Peter Faris’s recounting of his experience as a defence barrister in a rape trial some 30 years ago should not be read as being an accurate account of the way in which complainants are treated by defence lawyers today. The law today protects complainants in s-xual assault cases to a much greater degree than it did 30 years ago.

While each Australian jurisdiction differs to some extent, as a general rule it can be said that evidence of the complainant’s s-xual reputation, s-xual experience, other than in quite specific circumstances, is disallowed. This rule provides some protection for complainants.

Most Australian jurisdictions also provide rules for vulnerable witnesses, which might include rape victims. Such witnesses may be able to give evidence, for example, without having to face the defendant – such an event can be very traumatic for a complainant in a rape case.

There have also been reforms to take away the right of the accused him or herself to cross-examine a complainant in a rape case.

Of course, we must also remember that the right of the defendant’s legal representatives to cross-examine the complainant is a fundamental human right. And in rape cases, while it is rightly said that the experience of being cross-examined can be harrowing for a complainant, for a person to face an accusation of rape is also a truly awful experience in which he or she can expect to face jail if convicted.

So do defence barristers seek to humiliate and belittle complainants in rape cases? It might happen, but such cases are rare. As the late Michael Rush, one of Melbourne’s most experienced rape trial defence barristers, observed in 2003, aggressive cross-examination of victims in s-xual assault cases is generally counter-productive.

Finally, it is even arguable that the pendulum is swinging too far in favour of the complainants in rape cases in some jurisdictions. In Tasmania, for example, the onus of proof has been reversed in rape cases where consent is an issue.

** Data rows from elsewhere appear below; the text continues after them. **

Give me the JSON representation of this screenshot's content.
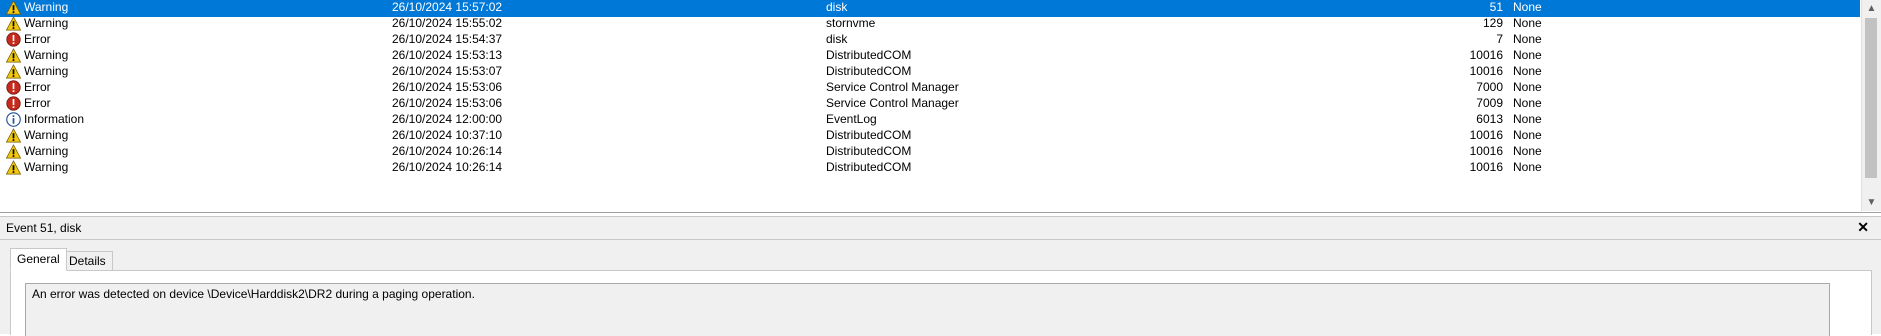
{
  "event_list": {
    "rows": [
      {
        "level": "Warning",
        "icon": "warning-icon",
        "datetime": "26/10/2024 15:57:02",
        "source": "disk",
        "event_id": "51",
        "task": "None",
        "selected": true
      },
      {
        "level": "Warning",
        "icon": "warning-icon",
        "datetime": "26/10/2024 15:55:02",
        "source": "stornvme",
        "event_id": "129",
        "task": "None",
        "selected": false
      },
      {
        "level": "Error",
        "icon": "error-icon",
        "datetime": "26/10/2024 15:54:37",
        "source": "disk",
        "event_id": "7",
        "task": "None",
        "selected": false
      },
      {
        "level": "Warning",
        "icon": "warning-icon",
        "datetime": "26/10/2024 15:53:13",
        "source": "DistributedCOM",
        "event_id": "10016",
        "task": "None",
        "selected": false
      },
      {
        "level": "Warning",
        "icon": "warning-icon",
        "datetime": "26/10/2024 15:53:07",
        "source": "DistributedCOM",
        "event_id": "10016",
        "task": "None",
        "selected": false
      },
      {
        "level": "Error",
        "icon": "error-icon",
        "datetime": "26/10/2024 15:53:06",
        "source": "Service Control Manager",
        "event_id": "7000",
        "task": "None",
        "selected": false
      },
      {
        "level": "Error",
        "icon": "error-icon",
        "datetime": "26/10/2024 15:53:06",
        "source": "Service Control Manager",
        "event_id": "7009",
        "task": "None",
        "selected": false
      },
      {
        "level": "Information",
        "icon": "information-icon",
        "datetime": "26/10/2024 12:00:00",
        "source": "EventLog",
        "event_id": "6013",
        "task": "None",
        "selected": false
      },
      {
        "level": "Warning",
        "icon": "warning-icon",
        "datetime": "26/10/2024 10:37:10",
        "source": "DistributedCOM",
        "event_id": "10016",
        "task": "None",
        "selected": false
      },
      {
        "level": "Warning",
        "icon": "warning-icon",
        "datetime": "26/10/2024 10:26:14",
        "source": "DistributedCOM",
        "event_id": "10016",
        "task": "None",
        "selected": false
      },
      {
        "level": "Warning",
        "icon": "warning-icon",
        "datetime": "26/10/2024 10:26:14",
        "source": "DistributedCOM",
        "event_id": "10016",
        "task": "None",
        "selected": false
      }
    ]
  },
  "scrollbar": {
    "up_icon": "scroll-up-arrow-icon",
    "down_icon": "scroll-down-arrow-icon"
  },
  "detail": {
    "title": "Event 51, disk",
    "close_icon": "close-icon",
    "tabs": [
      {
        "label": "General",
        "active": true
      },
      {
        "label": "Details",
        "active": false
      }
    ],
    "message": "An error was detected on device \\Device\\Harddisk2\\DR2 during a paging operation."
  },
  "colors": {
    "selection": "#0078d7",
    "warning": "#f2c811",
    "error": "#c42b1c",
    "information": "#1f4e99"
  }
}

It is now up to the defence to prove that there was consent. This rule fundamentally undermines an essential principle of our system – that it is up to the State to prove its case.